Jakarta – Education, Culture, Research and Technology Minister Nadiem Makarim needs to immediately evaluate the university student admission system following the arrest of Lampung University (Unila) rector Karomani by the Corruption Eradication Commission (KPK) last week, in light of the fact that the alleged bribery case that has implicated the professor could be just the tip of the iceberg.
Ironically, the case comes on the heels of Nadiem's much-vaunted vision of Kampus Merdeka (free campus), which is supposed to liberate higher education from not only the barriers to academic freedom but also corrupt practices.
Rumors about bribery at state universities have been heard for years, including the practice of students paying money to lecturers in order to pass exams, but as no action has ever been taken it has remained hearsay.
The criminal investigation into Karomani for allegedly asking for bribe money from prospective students who chose the autonomous admission scheme is very disturbing because universities are touted as centers of excellence that prepare future leaders of the country. The professor, who had often criticized rampant corruption in this country, is accused of demanding from those who failed the enrollment test between Rp 100 million (US$6,728) and Rp 350 million to get admitted.
The KPK has also declared deputy rector Heryandi a suspect in the same scandal. As the antigraft body widens its investigation, more suspects are likely to be named, including parents of students who might have initiated the bribery.
The KPK has warned universities across the country that it receives a lot of complaints from the public about bribery during student admission tests, which usually occur in July.
Karomani may have sought a loophole in the autonomous student admission mechanism, which allows state universities to allocate 30 percent of seats to those who are willing to pay higher tuition fees than students admitted through the normal procedure.
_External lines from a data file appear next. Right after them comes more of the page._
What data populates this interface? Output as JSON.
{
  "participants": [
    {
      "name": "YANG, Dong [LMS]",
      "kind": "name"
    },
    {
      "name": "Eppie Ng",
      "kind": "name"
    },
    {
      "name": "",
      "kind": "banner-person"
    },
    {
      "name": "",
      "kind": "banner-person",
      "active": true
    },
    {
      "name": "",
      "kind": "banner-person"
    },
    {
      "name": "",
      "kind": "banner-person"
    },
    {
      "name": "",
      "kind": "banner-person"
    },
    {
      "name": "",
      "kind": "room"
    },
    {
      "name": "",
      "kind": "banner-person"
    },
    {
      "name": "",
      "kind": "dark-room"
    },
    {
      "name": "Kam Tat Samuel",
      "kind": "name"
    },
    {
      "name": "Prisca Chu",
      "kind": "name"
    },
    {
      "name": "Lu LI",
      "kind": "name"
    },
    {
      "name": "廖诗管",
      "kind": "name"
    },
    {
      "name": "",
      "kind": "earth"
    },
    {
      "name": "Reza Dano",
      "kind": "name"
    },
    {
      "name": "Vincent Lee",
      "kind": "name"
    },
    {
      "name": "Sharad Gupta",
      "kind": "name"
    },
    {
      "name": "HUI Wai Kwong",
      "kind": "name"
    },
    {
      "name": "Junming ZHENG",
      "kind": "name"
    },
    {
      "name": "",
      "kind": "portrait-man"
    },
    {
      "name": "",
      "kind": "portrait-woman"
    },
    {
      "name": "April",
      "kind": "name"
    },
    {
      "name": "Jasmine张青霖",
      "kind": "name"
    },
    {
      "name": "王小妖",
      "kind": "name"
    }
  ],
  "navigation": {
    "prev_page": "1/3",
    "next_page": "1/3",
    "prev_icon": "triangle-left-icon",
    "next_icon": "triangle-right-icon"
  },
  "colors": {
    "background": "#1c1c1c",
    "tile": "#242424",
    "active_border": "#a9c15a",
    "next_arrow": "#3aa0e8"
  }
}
With the extra funding, the universities are expected to upgrade their quality by promoting research and other academic activities.
The government also allows state universities to accept the best graduates of prominent senior high schools by invitation.
Based on the government policies, Unila is allowed to accept students through invitation (40 percent), conventional entrance test (30 percent), and the remainder through the autonomous mechanism. This academic year, the university accepted 5,755 new students.
Karomani is accused of capitalizing on the autonomous mechanism to seek personal gain. He allegedly asked his staff to collect money from students who enrolled through the scheme, in the process enriching himself and his accomplices from the money collected.
The KPK allegedly caught him red-handed accepting bribes in Bandung, West Java, last week. According to KPK investigators, the professor had raised Rp 5 billion from this practice, but this figure may rise as the antigraft body investigates previous student admission programs.
According to the KPK, the autonomous admission mechanism is vulnerable to bribery, because of the absence of specific guidelines from the education ministry, leaving state universities to do as they please without supervision, which is an unacceptable situation.
We call on Nadiem to take immediate action to clean house. Universities are not immune from corruption, but the Unila bribery case is indeed scandalous because the absence of supervision appears to have allowed corruption to flourish.